_Task brief_
Copy every line that holds the string "icon" from the data below.

_Materials provided_
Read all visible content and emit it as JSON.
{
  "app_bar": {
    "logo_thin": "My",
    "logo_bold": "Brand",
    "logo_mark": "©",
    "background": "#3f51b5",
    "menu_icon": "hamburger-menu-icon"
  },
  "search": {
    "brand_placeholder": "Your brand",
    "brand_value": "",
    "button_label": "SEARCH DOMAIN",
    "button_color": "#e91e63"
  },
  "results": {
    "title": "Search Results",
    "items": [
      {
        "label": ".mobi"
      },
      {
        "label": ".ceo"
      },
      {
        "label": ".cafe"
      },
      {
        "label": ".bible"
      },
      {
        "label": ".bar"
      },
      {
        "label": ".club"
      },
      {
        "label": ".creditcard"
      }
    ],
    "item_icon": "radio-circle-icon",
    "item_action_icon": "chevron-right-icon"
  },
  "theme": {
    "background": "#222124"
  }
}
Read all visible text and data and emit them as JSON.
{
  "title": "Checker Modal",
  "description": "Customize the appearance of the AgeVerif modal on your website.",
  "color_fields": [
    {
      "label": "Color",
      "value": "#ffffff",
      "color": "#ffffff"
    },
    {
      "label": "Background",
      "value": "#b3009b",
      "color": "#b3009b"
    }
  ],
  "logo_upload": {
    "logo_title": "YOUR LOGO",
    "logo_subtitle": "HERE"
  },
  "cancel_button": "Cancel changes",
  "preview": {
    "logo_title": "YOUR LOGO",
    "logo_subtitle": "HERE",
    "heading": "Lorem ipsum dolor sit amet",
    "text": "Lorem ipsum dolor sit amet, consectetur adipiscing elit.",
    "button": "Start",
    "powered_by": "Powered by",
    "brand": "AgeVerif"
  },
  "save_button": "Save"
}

_Answer space_
    "menu_icon": "hamburger-menu-icon"
    "item_icon": "radio-circle-icon",
    "item_action_icon": "chevron-right-icon"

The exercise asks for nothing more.